Less humble leaders likely engage in a fixed mindset. This means they are very hard on themselves and others and value perfection over progress. They believe that things such as talent, skill, or intelligence are something people are either born with or not. They have a tendency to brag about or document their own talents and intelligence instead of focusing on continued improved. Of course, the problem with this mentality is that exceptional talent isn't born, it is made. It's made through hard work, practice, and continual learning (6).
7. Identification with the ego.
It seems to me that people with a habit of being intellectually arrogant stake their identity and sense of self on being right. They believe who they are at the core is the same thing as their job title and position, thus they tend to strongly identify with their egos. The problem with this approach, of course, is that when a person so strongly correlates their sense of self with outside factors and “being right”…the person will exert a lot of effort defending and protecting that facade. This wastes time and energy that could have otherwise been spent working towards goals and achieving the greater vision.
Not too mention, identifying too strongly with the ego may result in the leader “getting rid of the competition” and firing people whose abilities intimidate or threaten them. This lack of genuine, inner well-being thus affects not only the person's mental health but can stymie organizational progress as a whole because the best people for the job are not put into those positions. Further, the need to be right all the time results in fiery one-sided debates where no new solutions are achieved instead of open and collaborative dialogues where new solutions can emerge. (7)
In closing, what may have worked in the 20th century, for the most part, does not work well in our current society. Today's world requires us to solve complex challenges creatively. This necessitates speedy innovation, flexibility, personal and professional growth, and teamwork.
The truth is, no person is right about everything all the time. No one person has all the answers. No one. It just isn't scientifically logical or possible. Even great leaders such as John F. Kennedy make mistakes such as was demonstrated with the Bay of Pigs. His reputation did recover from that oversight, however, demonstrating that a dose of humility can go a long way.
[Mindful Moment] Are you brave enough to set an intention to be humble this week? In not only your work life but it in your personal life as well? What positive outcomes could arise from being more humble, from realistically assessing your own strengths and weaknesses?
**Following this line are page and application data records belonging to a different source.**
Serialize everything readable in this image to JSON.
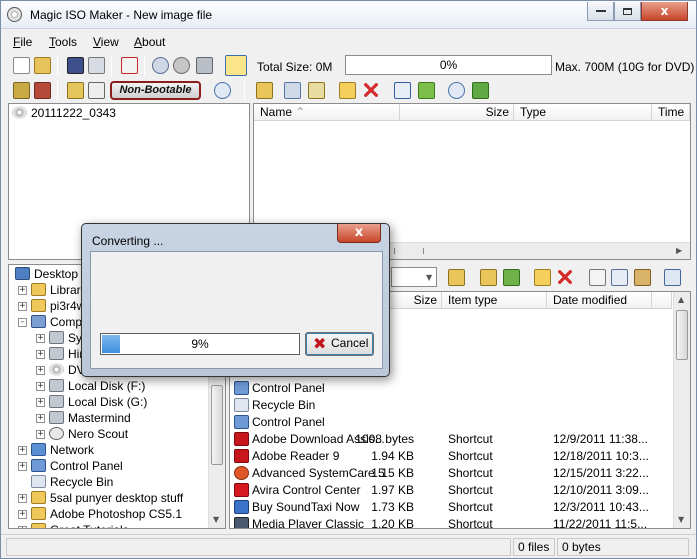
{
  "window": {
    "title": "Magic ISO Maker - New image file",
    "minimize_glyph": "",
    "close_glyph": "x"
  },
  "menu": [
    {
      "label": "File",
      "accel": "F",
      "rest": "ile"
    },
    {
      "label": "Tools",
      "accel": "T",
      "rest": "ools"
    },
    {
      "label": "View",
      "accel": "V",
      "rest": "iew"
    },
    {
      "label": "About",
      "accel": "A",
      "rest": "bout"
    }
  ],
  "toolbar": {
    "total_size": "Total Size: 0M",
    "progress_text": "0%",
    "max_label": "Max. 700M (10G for DVD)",
    "boot_label": "Non-Bootable"
  },
  "iso_tree": {
    "root": "20111222_0343"
  },
  "iso_list": {
    "columns": [
      "Name",
      "Size",
      "Type",
      "Time"
    ]
  },
  "local_tree": {
    "items": [
      {
        "label": "Desktop",
        "icon": "desktop-icon"
      },
      {
        "label": "Librarie",
        "icon": "folder-icon"
      },
      {
        "label": "pi3r4w",
        "icon": "user-folder-icon"
      },
      {
        "label": "Compu",
        "icon": "computer-icon"
      },
      {
        "label": "Sys",
        "icon": "drive-icon"
      },
      {
        "label": "Hir",
        "icon": "drive-icon"
      },
      {
        "label": "DV",
        "icon": "dvd-icon"
      },
      {
        "label": "Local Disk (F:)",
        "icon": "drive-icon"
      },
      {
        "label": "Local Disk (G:)",
        "icon": "drive-icon"
      },
      {
        "label": "Mastermind",
        "icon": "drive-icon"
      },
      {
        "label": "Nero Scout",
        "icon": "nero-scout-icon"
      },
      {
        "label": "Network",
        "icon": "network-icon"
      },
      {
        "label": "Control Panel",
        "icon": "control-panel-icon"
      },
      {
        "label": "Recycle Bin",
        "icon": "recycle-bin-icon"
      },
      {
        "label": "5sal punyer desktop stuff",
        "icon": "folder-icon"
      },
      {
        "label": "Adobe Photoshop CS5.1",
        "icon": "folder-icon"
      },
      {
        "label": "Great Tutorials",
        "icon": "folder-icon"
      }
    ]
  },
  "local_list": {
    "columns": [
      "Size",
      "Item type",
      "Date modified"
    ],
    "rows": [
      {
        "name": "Control Panel",
        "size": "",
        "type": "",
        "date": "",
        "icon": "control-panel-icon"
      },
      {
        "name": "Recycle Bin",
        "size": "",
        "type": "",
        "date": "",
        "icon": "recycle-bin-icon"
      },
      {
        "name": "Control Panel",
        "size": "",
        "type": "",
        "date": "",
        "icon": "control-panel-icon"
      },
      {
        "name": "Adobe Download Assis...",
        "size": "1008 bytes",
        "type": "Shortcut",
        "date": "12/9/2011 11:38...",
        "icon": "adobe-icon"
      },
      {
        "name": "Adobe Reader 9",
        "size": "1.94 KB",
        "type": "Shortcut",
        "date": "12/18/2011 10:3...",
        "icon": "adobe-reader-icon"
      },
      {
        "name": "Advanced SystemCare 5",
        "size": "1.15 KB",
        "type": "Shortcut",
        "date": "12/15/2011 3:22...",
        "icon": "systemcare-icon"
      },
      {
        "name": "Avira Control Center",
        "size": "1.97 KB",
        "type": "Shortcut",
        "date": "12/10/2011 3:09...",
        "icon": "avira-icon"
      },
      {
        "name": "Buy SoundTaxi Now",
        "size": "1.73 KB",
        "type": "Shortcut",
        "date": "12/3/2011 10:43...",
        "icon": "soundtaxi-icon"
      },
      {
        "name": "Media Player Classic",
        "size": "1.20 KB",
        "type": "Shortcut",
        "date": "11/22/2011 11:5...",
        "icon": "media-player-icon"
      }
    ]
  },
  "status": {
    "files": "0 files",
    "bytes": "0 bytes"
  },
  "dialog": {
    "title": "Converting ...",
    "progress": 0.09,
    "progress_text": "9%",
    "cancel_label": "Cancel"
  },
  "colors": {
    "accent": "#3e8ee0",
    "close_red": "#c7462a",
    "boot_border": "#8b1d1d"
  }
}
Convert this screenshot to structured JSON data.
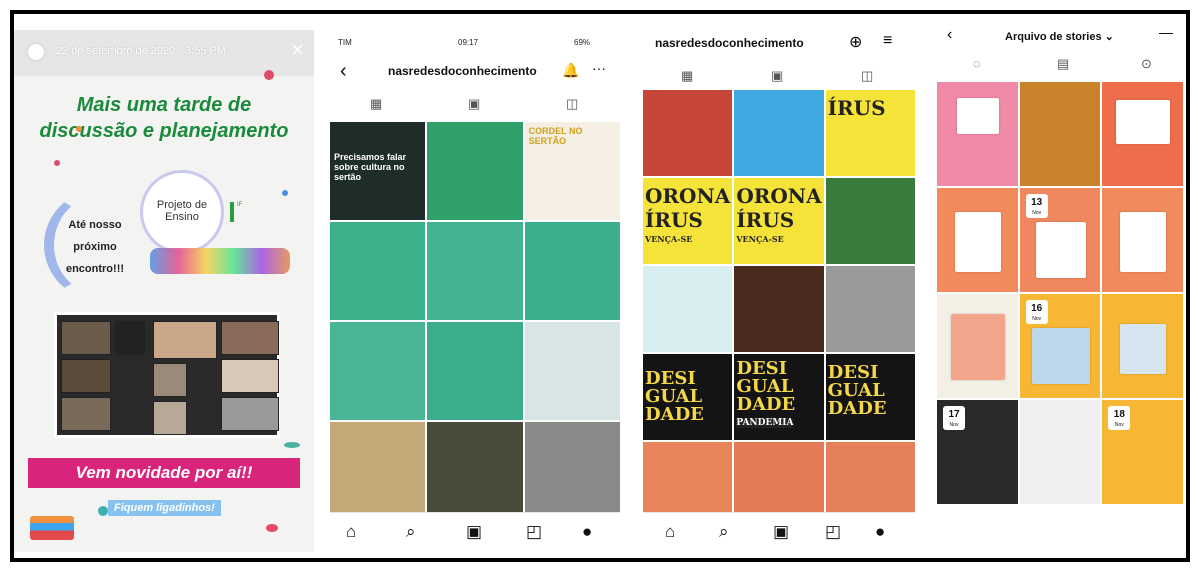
{
  "story": {
    "date": "22 de setembro de 2020 · 3:55 PM",
    "close_icon": "×",
    "title_line1": "Mais uma tarde de",
    "title_line2": "discussão e planejamento",
    "projeto": "Projeto de Ensino",
    "ate_nosso": "Até nosso próximo encontro!!!",
    "novidade": "Vem novidade por aí!!",
    "fiquem": "Fiquem ligadinhos!",
    "colors": {
      "title": "#1a8a3c",
      "banner": "#d8247a"
    }
  },
  "profile": {
    "carrier": "TIM",
    "time": "09:17",
    "battery": "69%",
    "username": "nasredesdoconhecimento",
    "tabs": [
      "grid-icon",
      "reels-icon",
      "tagged-icon"
    ],
    "posts": [
      "Precisamos falar sobre cultura no sertão",
      "",
      "CORDEL NO SERTÃO"
    ],
    "nav": [
      "home-icon",
      "search-icon",
      "reels-icon",
      "shop-icon",
      "profile-icon"
    ]
  },
  "profile2": {
    "username": "nasredesdoconhecimento",
    "posts": {
      "virus": "ÍRUS",
      "corona1": "ORONA",
      "corona2": "ÍRUS",
      "corona_sub": "VENÇA-SE",
      "desi": "DESI",
      "gual": "GUAL",
      "dade": "DADE",
      "pandemia": "PANDEMIA"
    }
  },
  "archive": {
    "title": "Arquivo de stories",
    "dates": [
      {
        "day": "13",
        "month": "Nov"
      },
      {
        "day": "16",
        "month": "Nov"
      },
      {
        "day": "17",
        "month": "Nov"
      },
      {
        "day": "18",
        "month": "Nov"
      }
    ]
  }
}
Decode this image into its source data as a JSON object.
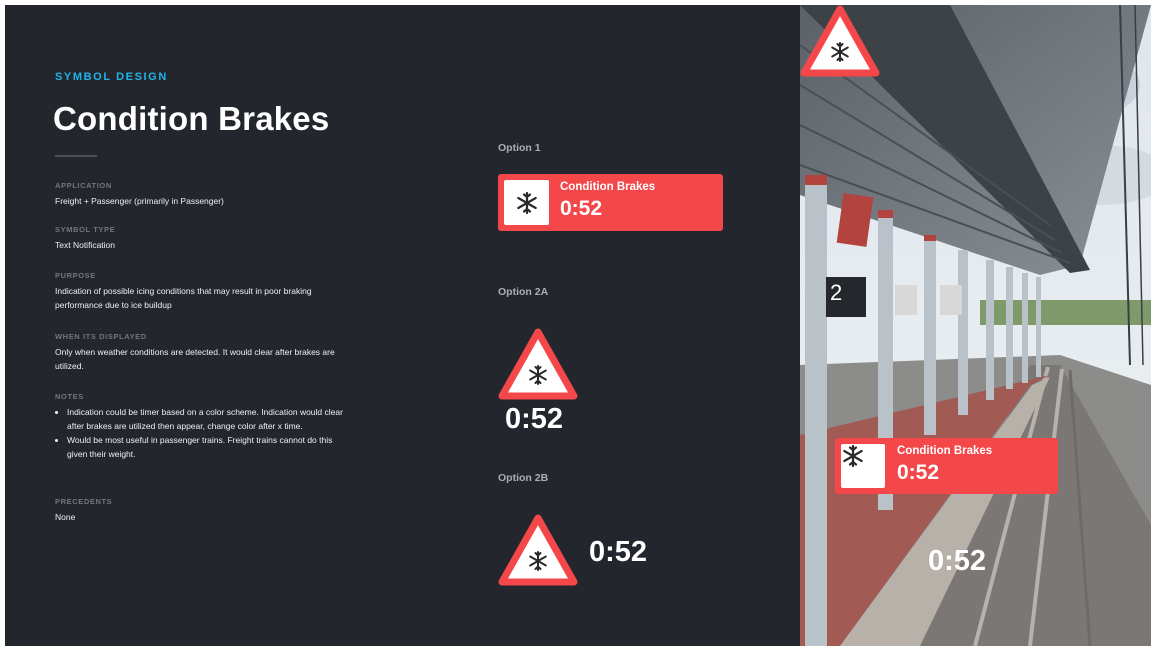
{
  "header": {
    "eyebrow": "SYMBOL DESIGN",
    "title": "Condition Brakes"
  },
  "details": [
    {
      "label": "APPLICATION",
      "value": "Freight + Passenger (primarily in Passenger)"
    },
    {
      "label": "SYMBOL TYPE",
      "value": "Text Notification"
    },
    {
      "label": "PURPOSE",
      "value": "Indication of possible icing conditions that may result in poor braking performance due to ice buildup"
    },
    {
      "label": "WHEN ITS DISPLAYED",
      "value": "Only when weather conditions are detected. It would clear after brakes are utilized."
    },
    {
      "label": "NOTES",
      "bullets": [
        "Indication could be timer based on a color scheme. Indication would clear after brakes are utilized then appear, change color after x time.",
        "Would be most useful in passenger trains. Freight trains cannot do this given their weight."
      ]
    },
    {
      "label": "PRECEDENTS",
      "value": "None"
    }
  ],
  "options": {
    "option1": {
      "label": "Option 1",
      "banner_title": "Condition Brakes",
      "time": "0:52"
    },
    "option2a": {
      "label": "Option 2A",
      "time": "0:52"
    },
    "option2b": {
      "label": "Option 2B",
      "time": "0:52"
    }
  },
  "photo": {
    "platform_number": "2",
    "banner_title": "Condition Brakes",
    "banner_time": "0:52",
    "triangle_time": "0:52"
  },
  "icons": [
    "snowflake-icon",
    "warning-triangle-icon"
  ],
  "colors": {
    "background": "#23272d",
    "accent": "#20b3e6",
    "alert_red": "#f3474a",
    "text": "#ffffff"
  }
}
If you want to inject more humbleness into your everyday life try our 30 Days of Mindfulness Challenge with your Intention Inspired subscription. We're pretty sure it will help you do just that.